**About this task:**
All entries that follow are to be printed exactly as written.

Records from a data collection:
#####
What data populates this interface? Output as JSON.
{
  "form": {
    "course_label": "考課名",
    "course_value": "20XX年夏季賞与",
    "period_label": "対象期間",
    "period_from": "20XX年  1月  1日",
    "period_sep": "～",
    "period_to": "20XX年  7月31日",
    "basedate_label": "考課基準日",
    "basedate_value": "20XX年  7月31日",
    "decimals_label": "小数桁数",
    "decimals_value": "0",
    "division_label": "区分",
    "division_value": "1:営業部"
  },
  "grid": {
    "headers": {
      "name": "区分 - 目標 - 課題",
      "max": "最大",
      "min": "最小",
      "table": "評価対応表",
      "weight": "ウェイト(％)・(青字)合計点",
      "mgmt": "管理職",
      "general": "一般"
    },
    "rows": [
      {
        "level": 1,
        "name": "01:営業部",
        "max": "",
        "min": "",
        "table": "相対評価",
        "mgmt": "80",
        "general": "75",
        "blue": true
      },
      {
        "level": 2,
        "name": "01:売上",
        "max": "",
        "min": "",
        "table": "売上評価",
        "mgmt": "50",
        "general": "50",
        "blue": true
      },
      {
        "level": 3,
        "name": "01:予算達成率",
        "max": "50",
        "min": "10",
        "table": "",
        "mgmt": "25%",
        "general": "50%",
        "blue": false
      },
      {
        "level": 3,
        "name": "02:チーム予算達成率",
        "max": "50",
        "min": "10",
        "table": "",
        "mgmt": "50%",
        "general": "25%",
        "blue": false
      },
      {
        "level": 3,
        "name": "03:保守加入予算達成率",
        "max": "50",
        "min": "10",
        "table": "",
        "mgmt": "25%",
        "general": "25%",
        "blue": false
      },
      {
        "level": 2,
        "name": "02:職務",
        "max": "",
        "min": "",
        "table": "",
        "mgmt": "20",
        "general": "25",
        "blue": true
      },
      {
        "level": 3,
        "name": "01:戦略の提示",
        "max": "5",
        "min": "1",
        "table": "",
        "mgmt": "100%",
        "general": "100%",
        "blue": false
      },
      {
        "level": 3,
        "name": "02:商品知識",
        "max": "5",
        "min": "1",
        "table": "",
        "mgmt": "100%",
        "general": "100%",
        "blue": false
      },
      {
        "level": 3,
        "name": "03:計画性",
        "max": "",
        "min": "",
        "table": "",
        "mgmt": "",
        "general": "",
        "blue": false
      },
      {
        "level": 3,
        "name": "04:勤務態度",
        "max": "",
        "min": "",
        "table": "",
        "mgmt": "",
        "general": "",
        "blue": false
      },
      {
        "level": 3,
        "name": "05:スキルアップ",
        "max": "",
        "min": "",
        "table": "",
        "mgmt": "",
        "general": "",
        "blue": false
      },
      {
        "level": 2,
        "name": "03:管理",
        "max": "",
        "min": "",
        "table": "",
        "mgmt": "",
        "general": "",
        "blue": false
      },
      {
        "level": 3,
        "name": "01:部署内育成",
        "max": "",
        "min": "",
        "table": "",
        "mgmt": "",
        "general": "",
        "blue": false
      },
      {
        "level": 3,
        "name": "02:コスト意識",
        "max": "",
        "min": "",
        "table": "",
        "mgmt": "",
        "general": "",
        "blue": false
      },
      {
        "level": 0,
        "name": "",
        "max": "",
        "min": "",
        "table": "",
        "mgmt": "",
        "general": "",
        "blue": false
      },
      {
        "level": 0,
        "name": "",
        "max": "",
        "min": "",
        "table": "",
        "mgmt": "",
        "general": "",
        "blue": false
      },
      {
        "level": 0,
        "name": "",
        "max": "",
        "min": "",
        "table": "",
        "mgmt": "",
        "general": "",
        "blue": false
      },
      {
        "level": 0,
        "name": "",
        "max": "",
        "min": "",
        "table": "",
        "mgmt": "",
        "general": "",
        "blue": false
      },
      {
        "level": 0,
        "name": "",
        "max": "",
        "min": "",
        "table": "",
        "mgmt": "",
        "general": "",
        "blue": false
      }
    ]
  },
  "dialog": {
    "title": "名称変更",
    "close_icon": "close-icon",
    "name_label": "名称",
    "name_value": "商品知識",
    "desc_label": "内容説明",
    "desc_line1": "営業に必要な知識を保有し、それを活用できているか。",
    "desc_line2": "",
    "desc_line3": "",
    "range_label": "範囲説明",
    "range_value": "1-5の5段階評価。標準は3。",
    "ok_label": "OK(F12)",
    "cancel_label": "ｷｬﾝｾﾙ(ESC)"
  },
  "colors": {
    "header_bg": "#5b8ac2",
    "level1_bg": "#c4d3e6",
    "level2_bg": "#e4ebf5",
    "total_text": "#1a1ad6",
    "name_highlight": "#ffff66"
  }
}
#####
**The completed task:**
What data populates this interface? Output as JSON.
{
  "form": {
    "course_label": "考課名",
    "course_value": "20XX年夏季賞与",
    "period_label": "対象期間",
    "period_from": "20XX年  1月  1日",
    "period_sep": "～",
    "period_to": "20XX年  7月31日",
    "basedate_label": "考課基準日",
    "basedate_value": "20XX年  7月31日",
    "decimals_label": "小数桁数",
    "decimals_value": "0",
    "division_label": "区分",
    "division_value": "1:営業部"
  },
  "grid": {
    "headers": {
      "name": "区分 - 目標 - 課題",
      "max": "最大",
      "min": "最小",
      "table": "評価対応表",
      "weight": "ウェイト(％)・(青字)合計点",
      "mgmt": "管理職",
      "general": "一般"
    },
    "rows": [
      {
        "level": 1,
        "name": "01:営業部",
        "max": "",
        "min": "",
        "table": "相対評価",
        "mgmt": "80",
        "general": "75",
        "blue": true
      },
      {
        "level": 2,
        "name": "01:売上",
        "max": "",
        "min": "",
        "table": "売上評価",
        "mgmt": "50",
        "general": "50",
        "blue": true
      },
      {
        "level": 3,
        "name": "01:予算達成率",
        "max": "50",
        "min": "10",
        "table": "",
        "mgmt": "25%",
        "general": "50%",
        "blue": false
      },
      {
        "level": 3,
        "name": "02:チーム予算達成率",
        "max": "50",
        "min": "10",
        "table": "",
        "mgmt": "50%",
        "general": "25%",
        "blue": false
      },
      {
        "level": 3,
        "name": "03:保守加入予算達成率",
        "max": "50",
        "min": "10",
        "table": "",
        "mgmt": "25%",
        "general": "25%",
        "blue": false
      },
      {
        "level": 2,
        "name": "02:職務",
        "max": "",
        "min": "",
        "table": "",
        "mgmt": "20",
        "general": "25",
        "blue": true
      },
      {
        "level": 3,
        "name": "01:戦略の提示",
        "max": "5",
        "min": "1",
        "table": "",
        "mgmt": "100%",
        "general": "100%",
        "blue": false
      },
      {
        "level": 3,
        "name": "02:商品知識",
        "max": "5",
        "min": "1",
        "table": "",
        "mgmt": "100%",
        "general": "100%",
        "blue": false
      },
      {
        "level": 3,
        "name": "03:計画性",
        "max": "",
        "min": "",
        "table": "",
        "mgmt": "",
        "general": "",
        "blue": false
      },
      {
        "level": 3,
        "name": "04:勤務態度",
        "max": "",
        "min": "",
        "table": "",
        "mgmt": "",
        "general": "",
        "blue": false
      },
      {
        "level": 3,
        "name": "05:スキルアップ",
        "max": "",
        "min": "",
        "table": "",
        "mgmt": "",
        "general": "",
        "blue": false
      },
      {
        "level": 2,
        "name": "03:管理",
        "max": "",
        "min": "",
        "table": "",
        "mgmt": "",
        "general": "",
        "blue": false
      },
      {
        "level": 3,
        "name": "01:部署内育成",
        "max": "",
        "min": "",
        "table": "",
        "mgmt": "",
        "general": "",
        "blue": false
      },
      {
        "level": 3,
        "name": "02:コスト意識",
        "max": "",
        "min": "",
        "table": "",
        "mgmt": "",
        "general": "",
        "blue": false
      },
      {
        "level": 0,
        "name": "",
        "max": "",
        "min": "",
        "table": "",
        "mgmt": "",
        "general": "",
        "blue": false
      },
      {
        "level": 0,
        "name": "",
        "max": "",
        "min": "",
        "table": "",
        "mgmt": "",
        "general": "",
        "blue": false
      },
      {
        "level": 0,
        "name": "",
        "max": "",
        "min": "",
        "table": "",
        "mgmt": "",
        "general": "",
        "blue": false
      },
      {
        "level": 0,
        "name": "",
        "max": "",
        "min": "",
        "table": "",
        "mgmt": "",
        "general": "",
        "blue": false
      },
      {
        "level": 0,
        "name": "",
        "max": "",
        "min": "",
        "table": "",
        "mgmt": "",
        "general": "",
        "blue": false
      }
    ]
  },
  "dialog": {
    "title": "名称変更",
    "close_icon": "close-icon",
    "name_label": "名称",
    "name_value": "商品知識",
    "desc_label": "内容説明",
    "desc_line1": "営業に必要な知識を保有し、それを活用できているか。",
    "desc_line2": "",
    "desc_line3": "",
    "range_label": "範囲説明",
    "range_value": "1-5の5段階評価。標準は3。",
    "ok_label": "OK(F12)",
    "cancel_label": "ｷｬﾝｾﾙ(ESC)"
  },
  "colors": {
    "header_bg": "#5b8ac2",
    "level1_bg": "#c4d3e6",
    "level2_bg": "#e4ebf5",
    "total_text": "#1a1ad6",
    "name_highlight": "#ffff66"
  }
}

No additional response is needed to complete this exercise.